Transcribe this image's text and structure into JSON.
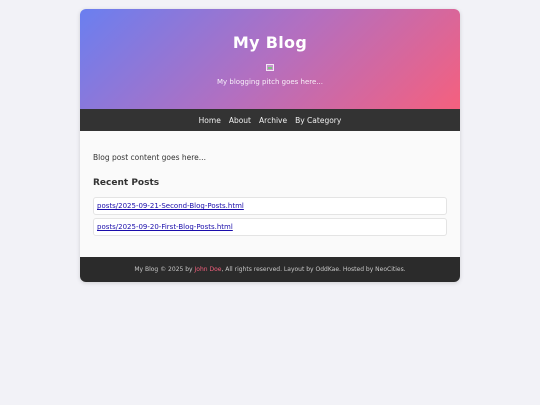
{
  "header": {
    "title": "My Blog",
    "pitch": "My blogging pitch goes here..."
  },
  "nav": {
    "items": [
      "Home",
      "About",
      "Archive",
      "By Category"
    ]
  },
  "main": {
    "content": "Blog post content goes here...",
    "recent_title": "Recent Posts",
    "posts": [
      "posts/2025-09-21-Second-Blog-Posts.html",
      "posts/2025-09-20-First-Blog-Posts.html"
    ]
  },
  "footer": {
    "prefix": "My Blog © 2025 by ",
    "author": "John Doe",
    "suffix": ", All rights reserved. Layout by OddKae. Hosted by NeoCities."
  },
  "colors": {
    "gradient_start": "#6a7ff0",
    "gradient_end": "#f5607e",
    "nav_bg": "#333333",
    "footer_bg": "#2b2b2b",
    "author": "#f5607e",
    "link": "#1a0dab",
    "page_bg": "#f2f2f7"
  },
  "icons": {
    "logo": "broken-image-icon"
  }
}
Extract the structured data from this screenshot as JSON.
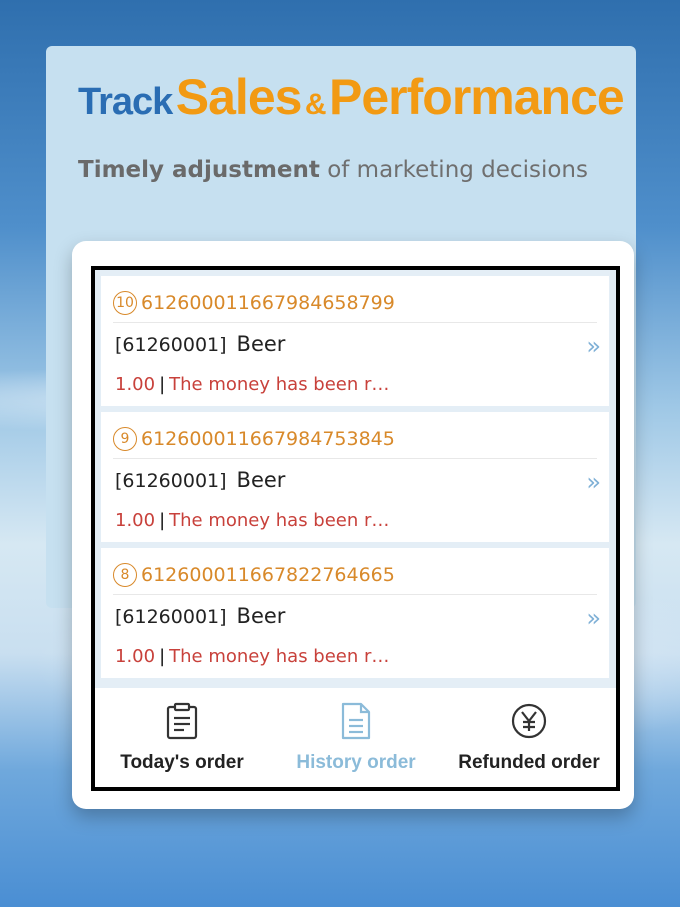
{
  "header": {
    "title_word1": "Track",
    "title_word2": "Sales",
    "title_amp": "&",
    "title_word3": "Performance",
    "subtitle_bold": "Timely adjustment",
    "subtitle_rest": " of marketing decisions"
  },
  "orders": [
    {
      "index": "10",
      "order_no": "6126000116679846587​99",
      "code": "[61260001]",
      "product": "Beer",
      "amount": "1.00",
      "status": "The money has been r…"
    },
    {
      "index": "9",
      "order_no": "612600011667984753845",
      "code": "[61260001]",
      "product": "Beer",
      "amount": "1.00",
      "status": "The money has been r…"
    },
    {
      "index": "8",
      "order_no": "612600011667822764665",
      "code": "[61260001]",
      "product": "Beer",
      "amount": "1.00",
      "status": "The money has been r…"
    }
  ],
  "tabs": [
    {
      "label": "Today's order",
      "icon": "clipboard-icon"
    },
    {
      "label": "History order",
      "icon": "document-icon"
    },
    {
      "label": "Refunded order",
      "icon": "yen-circle-icon"
    }
  ],
  "colors": {
    "accent_orange": "#f29a13",
    "title_blue": "#2a6db3",
    "active_tab": "#8bbbd9",
    "money_red": "#c8413b"
  }
}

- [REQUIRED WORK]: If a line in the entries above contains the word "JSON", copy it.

- [REPLY]:
Transcribe this image's text and structure into JSON.
Extract the structured data from this screenshot as JSON.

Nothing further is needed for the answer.